Curriculum Management, Learner Motivation and AI
Akari’s core curriculum solution allows academics to design and create multiple patterns of teaching and assessment to ensure learner achievement of the desired learning outcomes – this includes patterns that maintain and rebuild learner engagement and motivation in the process while maintaining academic integrity and assessment authenticity.
There are many approaches to improving learner engagement and motivation. De facto remotivating interventions occur when amotivation has already happened. In Akari, we’re focussing on supporting Individualisation of the curriculum – that is, the intentional design of different patterns of teaching and assessment in advance in order to avoid amotivation and disengagement – as opposed to personalisation which occurs dynamically after the fact based on signals of demotivation and disengagement in order to ‘cure’ the problem.
Cost of Remotivation
Remotivation is an expensive process involving working with an individual student to rebuild motivation, so we’re providing tools to assist academics in designing a curriculum that prevents or at least reduces amotivation/demotivation.
While that does include looking at the traditional signals of learner demotivation, it uses those signals to do root cause analysis to drive curriculum redesign rather than to drive time-intensive, in-person interventions for individual learners.
Addressing Learner Choices
Motivation and engagement is a process that starts before the learner even signs up for a programme of study.
The explosion of choice within Higher Education programmes and the parallel explosion of micro-learning opportunities create a real problem for learners to identify the right learning pathway for them.
In a sense, too much choice is as bad as no choice at all. So, we foresee a move away from browsing and searching course catalogues towards the creation of personalised learning pathways based on learner profiles and desired learner outcomes.
This will require portable learner profiles that belong to the learner and ways of assessing learner achievement of academic and non-academic outcomes.
These non-academic outcomes could be Graduate Attributes, 21st Century Transversal Skills or other professional skills such as in a framework like SFIA (Skills Framework for the Information Age).
AI can assist in both the mapping of skills and in determining learning pathways that optimise for time, skill level or other measures.
Misconceptions about AI
Unfortunately, a lot of the current hype around AI demonstrates that the people who think they are disrupting different industries and jobs don’t understand those industries or jobs very well.
In Akari, we see AI as an assistive technology that currently cannot and ultimately should not be making decisions.
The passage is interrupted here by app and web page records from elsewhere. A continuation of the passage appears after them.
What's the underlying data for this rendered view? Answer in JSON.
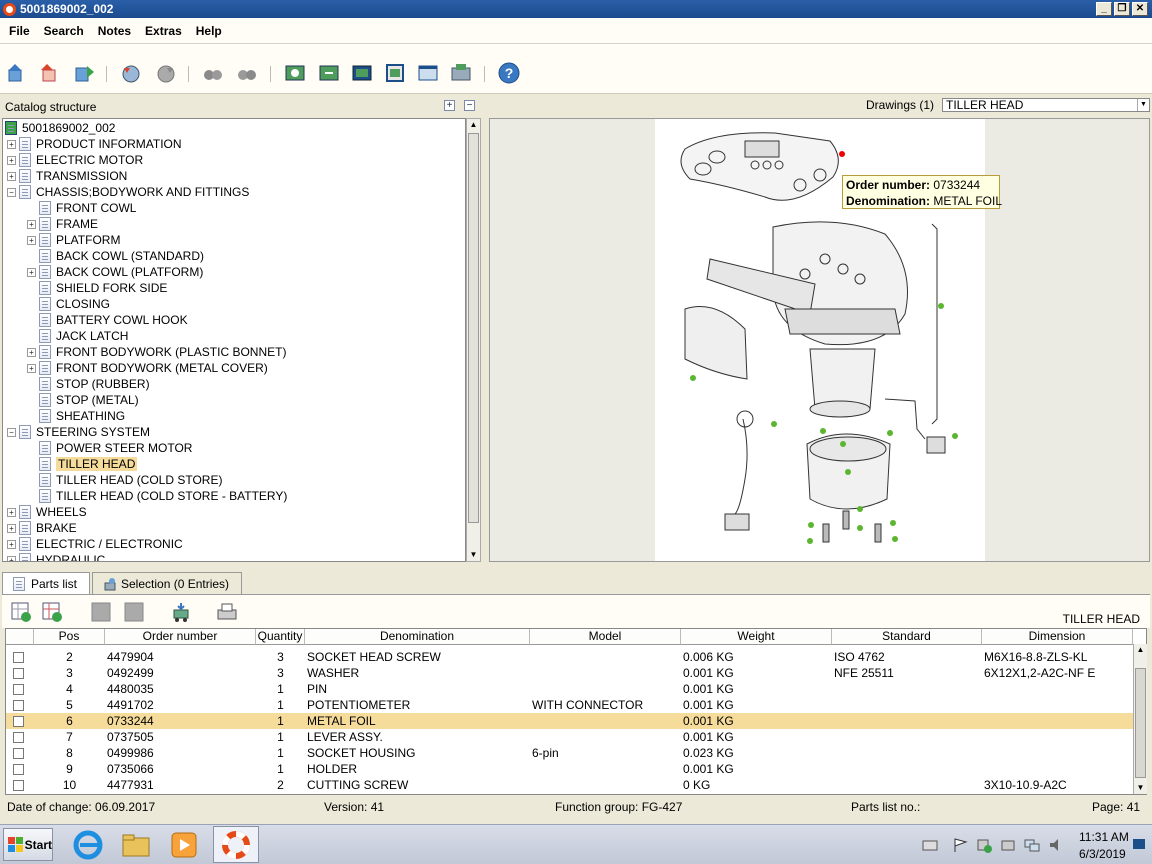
{
  "window": {
    "title": "5001869002_002"
  },
  "menu": [
    "File",
    "Search",
    "Notes",
    "Extras",
    "Help"
  ],
  "left": {
    "label": "Catalog structure",
    "expand": "+",
    "collapse": "−"
  },
  "tree": [
    {
      "label": "5001869002_002",
      "level": 0,
      "kind": "root"
    },
    {
      "label": "PRODUCT INFORMATION",
      "level": 0,
      "kind": "exp"
    },
    {
      "label": "ELECTRIC MOTOR",
      "level": 0,
      "kind": "exp"
    },
    {
      "label": "TRANSMISSION",
      "level": 0,
      "kind": "exp"
    },
    {
      "label": "CHASSIS;BODYWORK AND FITTINGS",
      "level": 0,
      "kind": "open"
    },
    {
      "label": "FRONT COWL",
      "level": 1,
      "kind": "leaf"
    },
    {
      "label": "FRAME",
      "level": 1,
      "kind": "exp"
    },
    {
      "label": "PLATFORM",
      "level": 1,
      "kind": "exp"
    },
    {
      "label": "BACK COWL (STANDARD)",
      "level": 1,
      "kind": "leaf"
    },
    {
      "label": "BACK COWL (PLATFORM)",
      "level": 1,
      "kind": "exp"
    },
    {
      "label": "SHIELD FORK SIDE",
      "level": 1,
      "kind": "leaf"
    },
    {
      "label": "CLOSING",
      "level": 1,
      "kind": "leaf"
    },
    {
      "label": "BATTERY COWL HOOK",
      "level": 1,
      "kind": "leaf"
    },
    {
      "label": "JACK LATCH",
      "level": 1,
      "kind": "leaf"
    },
    {
      "label": "FRONT BODYWORK (PLASTIC BONNET)",
      "level": 1,
      "kind": "exp"
    },
    {
      "label": "FRONT BODYWORK (METAL COVER)",
      "level": 1,
      "kind": "exp"
    },
    {
      "label": "STOP (RUBBER)",
      "level": 1,
      "kind": "leaf"
    },
    {
      "label": "STOP (METAL)",
      "level": 1,
      "kind": "leaf"
    },
    {
      "label": "SHEATHING",
      "level": 1,
      "kind": "leaf"
    },
    {
      "label": "STEERING SYSTEM",
      "level": 0,
      "kind": "open"
    },
    {
      "label": "POWER STEER MOTOR",
      "level": 1,
      "kind": "leaf"
    },
    {
      "label": "TILLER HEAD",
      "level": 1,
      "kind": "leaf",
      "selected": true
    },
    {
      "label": "TILLER HEAD (COLD STORE)",
      "level": 1,
      "kind": "leaf"
    },
    {
      "label": "TILLER HEAD (COLD STORE - BATTERY)",
      "level": 1,
      "kind": "leaf"
    },
    {
      "label": "WHEELS",
      "level": 0,
      "kind": "exp"
    },
    {
      "label": "BRAKE",
      "level": 0,
      "kind": "exp"
    },
    {
      "label": "ELECTRIC / ELECTRONIC",
      "level": 0,
      "kind": "exp"
    },
    {
      "label": "HYDRAULIC",
      "level": 0,
      "kind": "exp"
    }
  ],
  "drawings": {
    "label": "Drawings (1)",
    "selected": "TILLER HEAD"
  },
  "tooltip": {
    "order_label": "Order number:",
    "order_value": "0733244",
    "denom_label": "Denomination:",
    "denom_value": "METAL FOIL"
  },
  "tabs": {
    "parts": "Parts list",
    "selection": "Selection (0 Entries)"
  },
  "parts_title": "TILLER HEAD",
  "columns": [
    "Pos",
    "Order number",
    "Quantity",
    "Denomination",
    "Model",
    "Weight",
    "Standard",
    "Dimension"
  ],
  "rows": [
    {
      "pos": "2",
      "order": "4479904",
      "qty": "3",
      "denom": "SOCKET HEAD SCREW",
      "model": "",
      "weight": "0.006 KG",
      "standard": "ISO 4762",
      "dim": "M6X16-8.8-ZLS-KL"
    },
    {
      "pos": "3",
      "order": "0492499",
      "qty": "3",
      "denom": "WASHER",
      "model": "",
      "weight": "0.001 KG",
      "standard": "NFE 25511",
      "dim": "6X12X1,2-A2C-NF E"
    },
    {
      "pos": "4",
      "order": "4480035",
      "qty": "1",
      "denom": "PIN",
      "model": "",
      "weight": "0.001 KG",
      "standard": "",
      "dim": ""
    },
    {
      "pos": "5",
      "order": "4491702",
      "qty": "1",
      "denom": "POTENTIOMETER",
      "model": "WITH CONNECTOR",
      "weight": "0.001 KG",
      "standard": "",
      "dim": ""
    },
    {
      "pos": "6",
      "order": "0733244",
      "qty": "1",
      "denom": "METAL FOIL",
      "model": "",
      "weight": "0.001 KG",
      "standard": "",
      "dim": "",
      "selected": true
    },
    {
      "pos": "7",
      "order": "0737505",
      "qty": "1",
      "denom": "LEVER ASSY.",
      "model": "",
      "weight": "0.001 KG",
      "standard": "",
      "dim": ""
    },
    {
      "pos": "8",
      "order": "0499986",
      "qty": "1",
      "denom": "SOCKET HOUSING",
      "model": "6-pin",
      "weight": "0.023 KG",
      "standard": "",
      "dim": ""
    },
    {
      "pos": "9",
      "order": "0735066",
      "qty": "1",
      "denom": "HOLDER",
      "model": "",
      "weight": "0.001 KG",
      "standard": "",
      "dim": ""
    },
    {
      "pos": "10",
      "order": "4477931",
      "qty": "2",
      "denom": "CUTTING SCREW",
      "model": "",
      "weight": "0 KG",
      "standard": "",
      "dim": "3X10-10.9-A2C"
    }
  ],
  "status": {
    "date": "Date of change: 06.09.2017",
    "version": "Version: 41",
    "fgroup": "Function group: FG-427",
    "partslist": "Parts list no.:",
    "page": "Page: 41"
  },
  "taskbar": {
    "start": "Start",
    "time": "11:31 AM",
    "date": "6/3/2019"
  }
}
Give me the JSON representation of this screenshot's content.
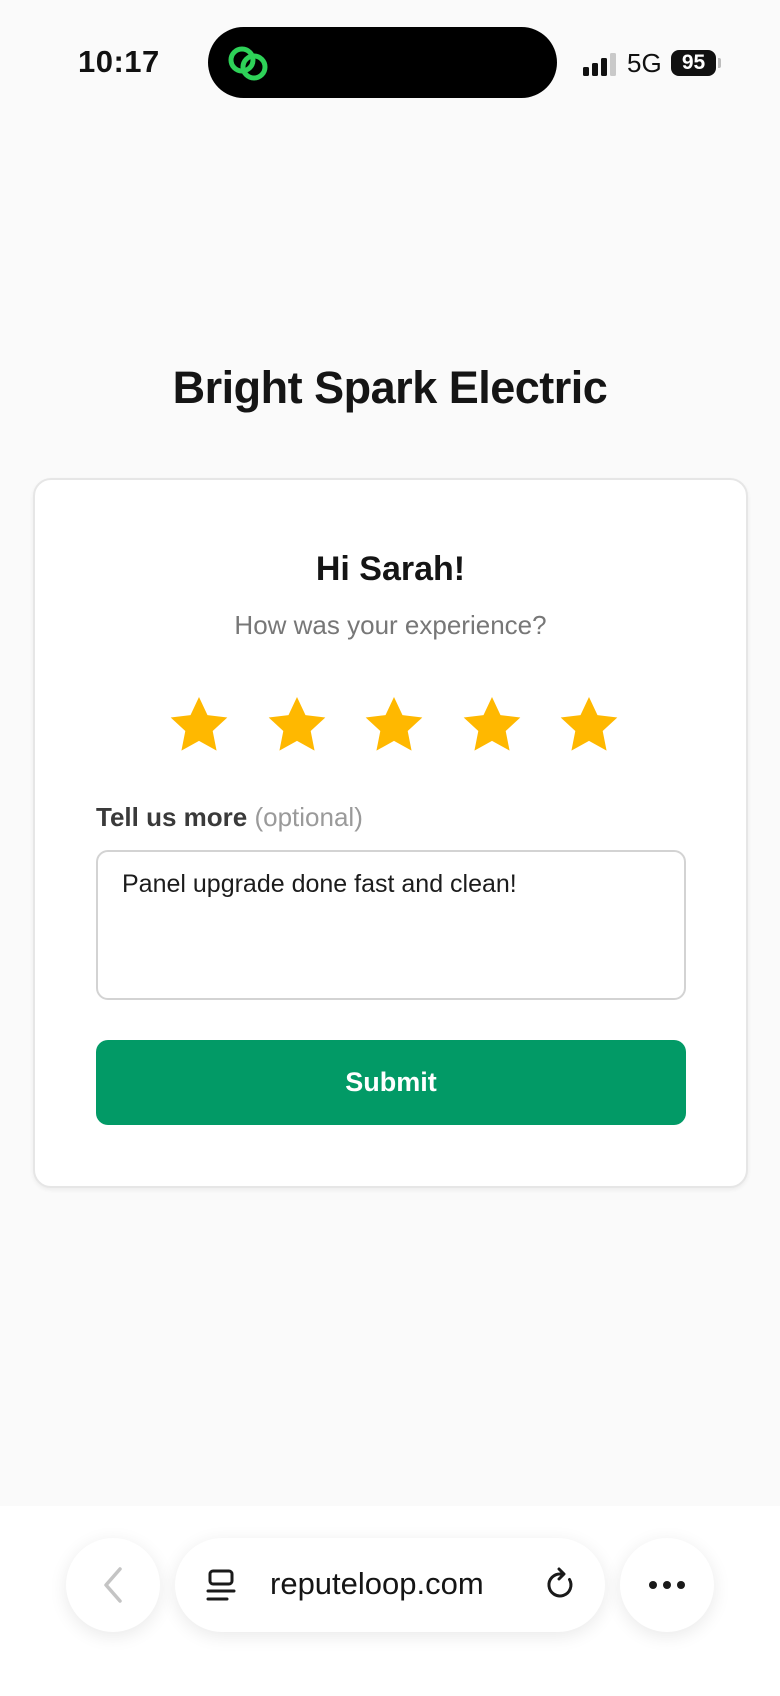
{
  "status_bar": {
    "time": "10:17",
    "network": "5G",
    "battery": "95",
    "island_app_icon": "link-loop-icon",
    "island_app_color": "#2ed158"
  },
  "header": {
    "business_name": "Bright Spark Electric"
  },
  "card": {
    "greeting": "Hi Sarah!",
    "question": "How was your experience?",
    "rating": {
      "value": 5,
      "max": 5,
      "star_color": "#ffb800"
    },
    "comment": {
      "label": "Tell us more",
      "optional": "(optional)",
      "value": "Panel upgrade done fast and clean!"
    },
    "submit_label": "Submit",
    "accent_color": "#029a66"
  },
  "browser": {
    "url": "reputeloop.com",
    "icons": {
      "back": "chevron-left-icon",
      "tabs": "tabs-icon",
      "reload": "reload-icon",
      "more": "more-dots-icon"
    }
  }
}
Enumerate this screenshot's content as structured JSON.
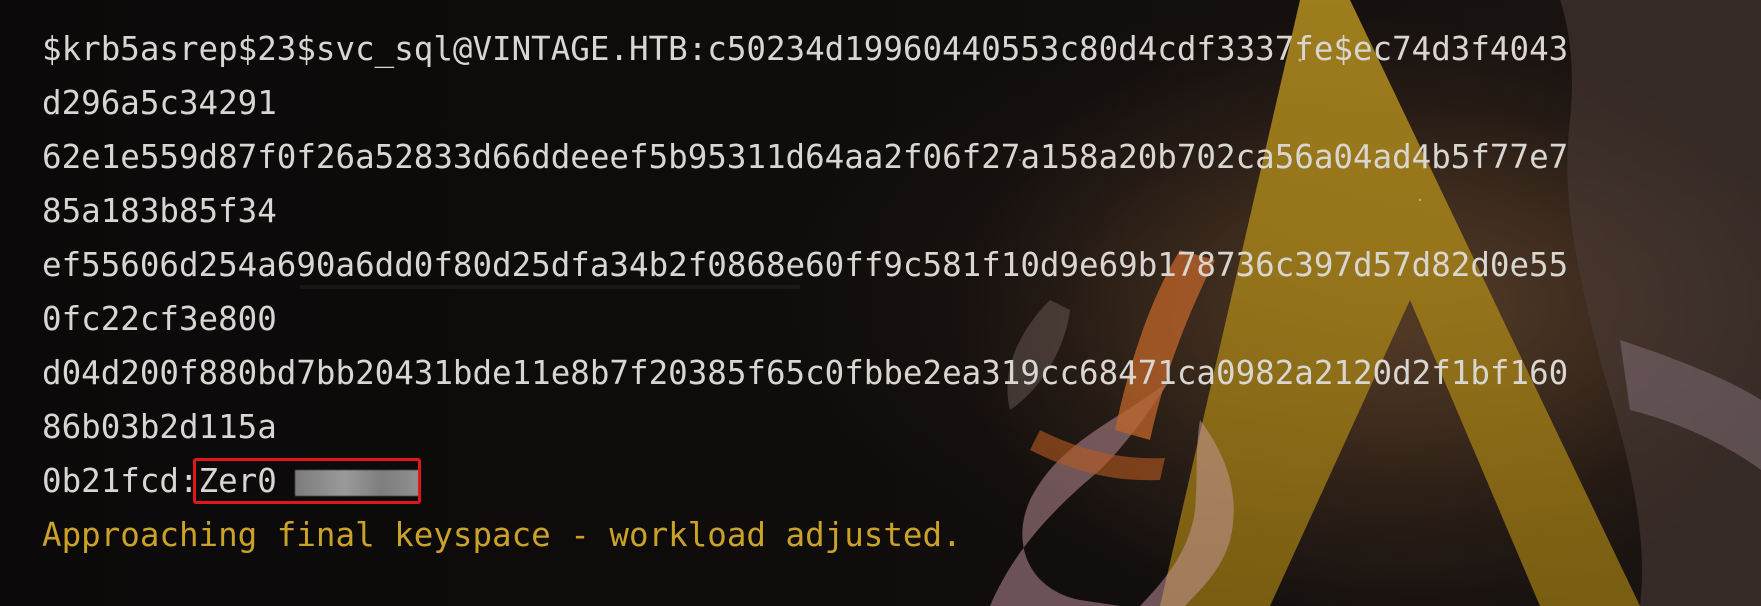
{
  "terminal": {
    "lines": [
      "$krb5asrep$23$svc_sql@VINTAGE.HTB:c50234d19960440553c80d4cdf3337fe$ec74d3f4043",
      "d296a5c34291",
      "62e1e559d87f0f26a52833d66ddeeef5b95311d64aa2f06f27a158a20b702ca56a04ad4b5f77e7",
      "85a183b85f34",
      "ef55606d254a690a6dd0f80d25dfa34b2f0868e60ff9c581f10d9e69b178736c397d57d82d0e55",
      "0fc22cf3e800",
      "d04d200f880bd7bb20431bde11e8b7f20385f65c0fbbe2ea319cc68471ca0982a2120d2f1bf160",
      "86b03b2d115a"
    ],
    "result_prefix": "0b21fcd:",
    "result_password_visible": "Zer0",
    "status_message": "Approaching final keyspace - workload adjusted."
  },
  "colors": {
    "text": "#d9d6d2",
    "warning": "#caa129",
    "highlight_box": "#e0161b",
    "background": "#0c0a0a"
  }
}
For example, we are looking at support for curriculum mapping to the UN Strategic Development Goals.
It’s a detailed, time-consuming process for people to come up with an initial mapping and to keep the mapping maintained and current, but AI can do that easily – while leaving the final judgement to the academic, as to whether the mapping is correct or the curriculum should be changed to ‘better align’ the mapping.
Again, AI could assist with this but it has to be the person’s call.